Healthy buildings will help entice occupants back to offices – but air quality rules need to be tighter to improve wellbeing, write James Hallworth, senior associate and head of building technology at Workman, and Francesca Brady, co-founder and CEO at AirRated.
In response to Covid and increased awareness of health & wellbeing, the issue of indoor air quality in workplaces has climbed the agenda. If building owners can prove their spaces boast cleaner, healthier, air, occupiers can compete with homes by enticing their employees back to offices with confident promises of improved wellbeing.

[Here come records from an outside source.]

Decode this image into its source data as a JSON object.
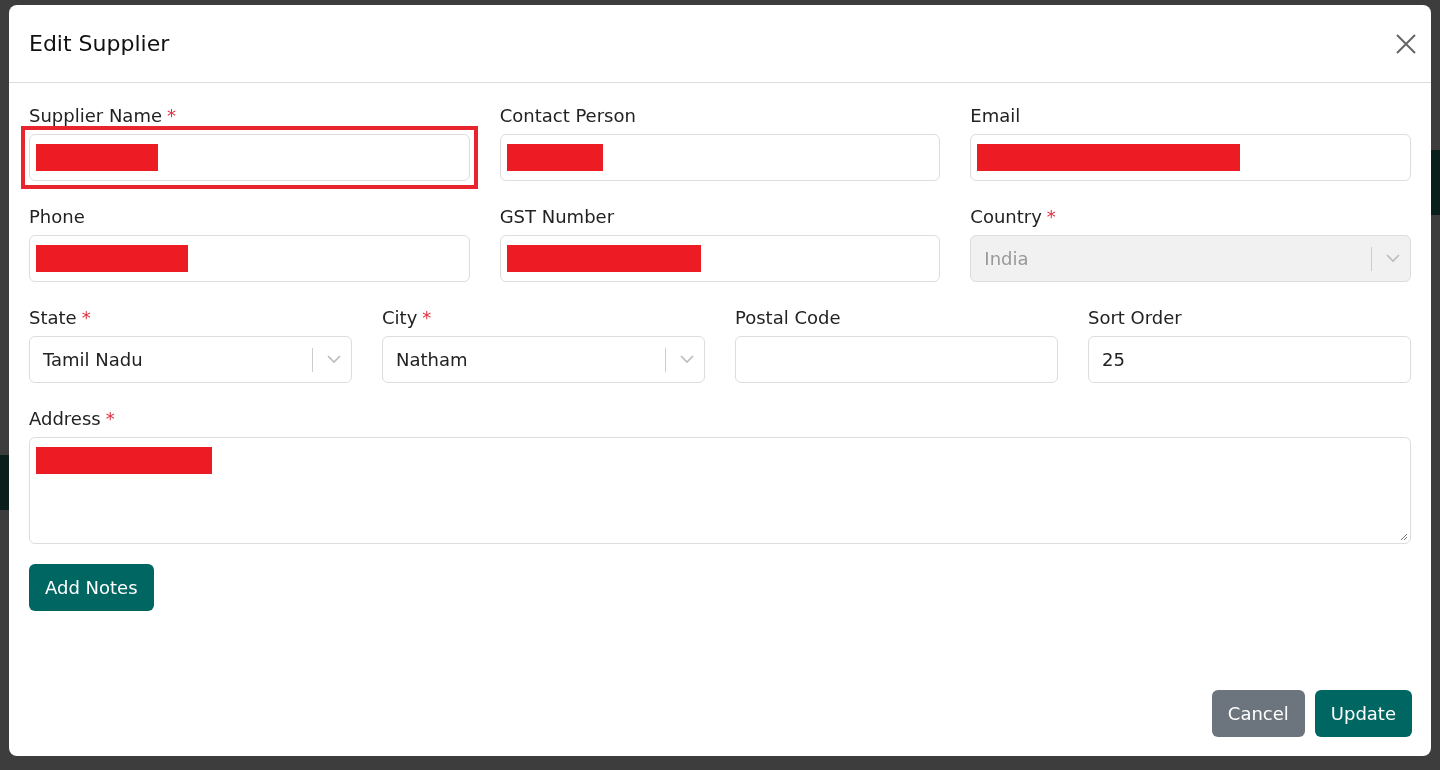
{
  "dialog": {
    "title": "Edit Supplier",
    "rows": [
      [
        {
          "kind": "text",
          "label": "Supplier Name",
          "required_mark": "*",
          "redacted": true,
          "highlighted": true
        },
        {
          "kind": "text",
          "label": "Contact Person",
          "redacted": true,
          "highlighted": false
        },
        {
          "kind": "text",
          "label": "Email",
          "redacted": true,
          "highlighted": false
        }
      ],
      [
        {
          "kind": "text",
          "label": "Phone",
          "redacted": true,
          "highlighted": false
        },
        {
          "kind": "text",
          "label": "GST Number",
          "redacted": true,
          "highlighted": false
        },
        {
          "kind": "select",
          "label": "Country",
          "required_mark": "*",
          "value": "India",
          "disabled": true,
          "highlighted": false
        }
      ],
      [
        {
          "kind": "select",
          "label": "State",
          "required_mark": "*",
          "value": "Tamil Nadu",
          "disabled": false,
          "highlighted": false
        },
        {
          "kind": "select",
          "label": "City",
          "required_mark": "*",
          "value": "Natham",
          "disabled": false,
          "highlighted": false
        },
        {
          "kind": "text",
          "label": "Postal Code",
          "redacted": false,
          "highlighted": false
        },
        {
          "kind": "text",
          "label": "Sort Order",
          "value": "25",
          "redacted": false,
          "highlighted": false
        }
      ],
      [
        {
          "kind": "textarea",
          "label": "Address",
          "required_mark": "*",
          "redacted": true,
          "highlighted": false
        }
      ]
    ],
    "add_notes": "Add Notes",
    "buttons": [
      {
        "kind": "secondary",
        "label": "Cancel"
      },
      {
        "kind": "primary",
        "label": "Update"
      }
    ]
  }
}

And while protection from Covid may be a driver for improving indoor air quality, there are other factors at play. High levels of indoor air pollution also mean an environment where people can’t concentrate and feel sleepy at work, especially during the infamous post-lunch slump, when pollution levels are likely to be at their highest.
In short, there is a measurable commercial benefit to increased employee wellbeing. Better building health means a healthier bottom line, with increased premiums now being delivered for spaces that put occupant wellbeing first.
It’s such a priority that it drove the UK government to amend Part F Building Regulations to stipulate the installation of CO2 monitors in all new office buildings, or those undergoing significant refurbishment. Updated in December 2021 to provide extra guidance on building ventilation and indoor air quality, the changes come into force from 15 June this year.
Driving health in real estate
But the new rules fall short of significantly raising health and wellbeing in real estate, since standards remain far too low, or are missing entirely.
Firstly, the newly introduced monitoring and collection of air quality data does not apply to legacy stock – an important point considering that the UKGBC estimates that 80% of buildings that will be in use in 2050 already exist today. Therefore, it does nothing to effect change in existing buildings, which should have been included within the amendments.
Secondly, the new rules only require measurement of CO2, not the measurement of all other factors that contribute to indoor air quality; humidity, dust, TVOCs from sources such as furniture, finishes and cleaning products, PM10 & PM2.5 – particles that are small enough to pass into the human bloodstream.
Finally, and perhaps most importantly, this newly revised Part F offers no guidance on acceptable thresholds. While the Health & Safety Executive outlines an upper danger limit for CO2, it sets out no recommended operating parameters for levels of productive, healthy air quality. And although the HSE states that levels of CO2 around 5,000 parts per million is the maximum limit, at this point, occupants would be experiencing headaches and nausea.
The upper threshold guidance set by AirRated, which uses sensors to measure the indoor air quality of buildings and has a portfolio of over 10m sq ft of commercial and residential real estate in the UK and Europe, is 1,100 parts of CO2 per million for commercial settings in urban areas. But even at these conservative maximum levels, occupants could be starting to feel drowsy.
AirRated currently relies on guidance set out by bodies including the World Health Organisation to create its own stricter benchmarks for IAQ. But the introduction of globally defined standardised rules for IAQ would mean that monitoring systems could be optimised to deliver data against universally agreed benchmarks.
Enhance workplace wellbeing
To create productive workspaces that have wellbeing at their heart, the consistent monitoring of air quality is essential.
Having collaborated with AirRated to improve IAQ at properties in Birmingham, Leeds, London, and across the South East of England, Workman is at the cutting edge of the drive to improve air quality inside workplaces.
What’s more, intelligent building operating systems, like Workman’s IBOS, IAQ can now be remotely monitored, analysed, and optimised, giving asset managers a deep understanding of a building’s humidity, temperature, CO2, TVOCs and PM2.5.
Over the past few decades, workplaces have adopted regulated standards around water quality, hygiene, and food safety. Now indoor air quality must be comprehensively monitored and optimised against universal standards. By improving the health and wellbeing of real estate, we unleash the power of buildings – not only to keep people safe from disease, but to enhance workplace wellbeing and performance.